I recently spoke at the 2014 Transport Conference and did some research on what was happening in the transport sector. I suggested 3 x what-if’s to them:
- What if the driverless car seriously takes off – how will your sector be affected?
- What if drones now start delivering parcels – how will you be affected? This is being trialled by Amazon and a couple of companies in the UK
- What if the new age trains become the key deliverers of products around the country? Again – how will you be affected.

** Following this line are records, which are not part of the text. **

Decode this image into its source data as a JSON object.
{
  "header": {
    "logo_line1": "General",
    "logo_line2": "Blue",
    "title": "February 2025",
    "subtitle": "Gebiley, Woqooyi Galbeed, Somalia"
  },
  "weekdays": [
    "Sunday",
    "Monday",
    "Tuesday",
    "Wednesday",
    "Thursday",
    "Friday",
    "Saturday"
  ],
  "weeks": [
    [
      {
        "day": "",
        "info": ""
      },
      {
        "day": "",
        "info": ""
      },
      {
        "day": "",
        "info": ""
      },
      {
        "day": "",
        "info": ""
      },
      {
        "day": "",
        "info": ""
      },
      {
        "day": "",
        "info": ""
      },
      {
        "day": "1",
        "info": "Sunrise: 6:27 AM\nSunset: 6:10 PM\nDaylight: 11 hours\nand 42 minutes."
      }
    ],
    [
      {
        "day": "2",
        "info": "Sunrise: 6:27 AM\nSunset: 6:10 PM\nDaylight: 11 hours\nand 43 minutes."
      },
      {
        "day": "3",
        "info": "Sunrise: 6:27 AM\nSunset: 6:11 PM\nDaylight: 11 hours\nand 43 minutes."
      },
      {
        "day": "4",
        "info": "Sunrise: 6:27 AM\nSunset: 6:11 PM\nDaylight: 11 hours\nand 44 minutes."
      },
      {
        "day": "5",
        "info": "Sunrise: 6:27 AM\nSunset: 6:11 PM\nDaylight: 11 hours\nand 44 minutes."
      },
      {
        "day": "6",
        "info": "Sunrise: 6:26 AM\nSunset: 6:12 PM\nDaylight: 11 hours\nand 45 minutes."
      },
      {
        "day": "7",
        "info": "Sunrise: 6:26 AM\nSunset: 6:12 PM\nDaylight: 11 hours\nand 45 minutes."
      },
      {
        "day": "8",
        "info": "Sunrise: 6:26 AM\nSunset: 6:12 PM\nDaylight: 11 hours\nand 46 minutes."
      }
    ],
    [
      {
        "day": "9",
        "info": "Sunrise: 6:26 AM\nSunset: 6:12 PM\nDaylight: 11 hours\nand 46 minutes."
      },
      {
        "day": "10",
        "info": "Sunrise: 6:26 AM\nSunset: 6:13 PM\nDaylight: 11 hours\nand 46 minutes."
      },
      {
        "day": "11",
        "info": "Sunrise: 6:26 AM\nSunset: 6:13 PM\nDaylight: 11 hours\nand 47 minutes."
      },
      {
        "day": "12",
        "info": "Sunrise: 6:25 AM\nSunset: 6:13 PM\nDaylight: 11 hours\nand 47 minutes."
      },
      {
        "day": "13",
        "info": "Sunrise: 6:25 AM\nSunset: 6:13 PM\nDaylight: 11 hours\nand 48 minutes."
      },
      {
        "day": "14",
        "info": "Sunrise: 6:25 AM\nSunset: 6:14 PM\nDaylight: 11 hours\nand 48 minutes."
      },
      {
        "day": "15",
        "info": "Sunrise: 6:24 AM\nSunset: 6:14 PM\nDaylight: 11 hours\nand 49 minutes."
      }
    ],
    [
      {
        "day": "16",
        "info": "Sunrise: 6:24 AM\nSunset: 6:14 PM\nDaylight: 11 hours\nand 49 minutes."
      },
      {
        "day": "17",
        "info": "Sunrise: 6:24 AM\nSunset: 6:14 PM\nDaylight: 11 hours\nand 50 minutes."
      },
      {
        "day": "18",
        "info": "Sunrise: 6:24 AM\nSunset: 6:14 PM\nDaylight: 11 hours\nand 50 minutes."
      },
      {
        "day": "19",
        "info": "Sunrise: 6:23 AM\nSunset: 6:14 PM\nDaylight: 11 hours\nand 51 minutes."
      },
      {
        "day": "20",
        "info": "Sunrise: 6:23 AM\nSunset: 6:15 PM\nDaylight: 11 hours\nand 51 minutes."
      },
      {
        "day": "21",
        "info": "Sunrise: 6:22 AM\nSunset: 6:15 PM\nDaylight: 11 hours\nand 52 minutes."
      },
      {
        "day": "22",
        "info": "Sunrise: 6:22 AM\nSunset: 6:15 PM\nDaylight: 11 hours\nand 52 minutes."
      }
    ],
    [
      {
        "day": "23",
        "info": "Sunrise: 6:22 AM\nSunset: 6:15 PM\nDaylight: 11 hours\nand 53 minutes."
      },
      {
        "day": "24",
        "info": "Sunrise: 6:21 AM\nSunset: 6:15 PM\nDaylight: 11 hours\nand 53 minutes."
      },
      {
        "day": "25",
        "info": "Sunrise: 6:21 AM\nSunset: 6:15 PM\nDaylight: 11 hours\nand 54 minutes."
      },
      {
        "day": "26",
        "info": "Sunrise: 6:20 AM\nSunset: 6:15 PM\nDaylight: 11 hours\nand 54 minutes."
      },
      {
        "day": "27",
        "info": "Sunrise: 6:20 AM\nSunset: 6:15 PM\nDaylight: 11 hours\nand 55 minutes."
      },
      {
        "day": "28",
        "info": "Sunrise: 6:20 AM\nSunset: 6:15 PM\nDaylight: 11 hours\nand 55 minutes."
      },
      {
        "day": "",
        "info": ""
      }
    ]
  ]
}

Bless them. I had a reasonable reaction to the questions, though I’m not sure if what they were really saying was ‘look you are a woman, you know nothing about road transport. Transport is about big trucks on big roads delivering big loads!’ Really? It might be the way things are done NOW but given air pollution; dwindling supplies of oil; the cost of endlessly building wider and wider roads which cause endless traffic jams, not to mention air pollution – is it the way we even WANT to go forward?
I’ve since been reading a book called ‘Anticipating 2025’ put together by David W Wood. And here are a couple of HIS thoughts:
* Automated transport, including driverless cars, has the potential to significantly reduce the number of accidents on our roadways. The majority of present-day road accidents involve human driver error. With the elimination of the prospect of accidents, cars can also be made much lighter, with environmental benefits. Autonomous flying transport drones could apply the same principle to radically improve our distribution networks (for those goods which cannot yet be manufactured on the spot using 3D printing). This includes rapid distribution of goods to locations beyond the present land-based transport grid.
And because I speak at all manner of conferences around NZ about what THEIR ‘what ifs’ are, as organisations and as employees – what about these thoughts from Wood:
* Automated robot workers have the potential to reshape many professions. This won’t just impact factory workers. Drivers, soldiers, nurses, radiologists, teachers, lawyers, and journalists are just some of the fields of work where extended automation means that human involvement could change significantly, and, in some cases, disappear altogether. The implications for employment – so-called “technological unemployment” – are potentially profound, as humans may struggle to reskill themselves for new professions more quickly than robots gain new abilities. The challenge will be to race with the machines rather than racing against them.
No matter what business you are in – you WILL need to think about your own ‘what-if’s’, not next year or next month, but NOW!
Because for all of us – the future is coming, ready or not. Better to be terrified and aware, than to bury our heads in the sand and hope all this nasty stuff will go away. Sadly it won’t.
Ann Andrews CSP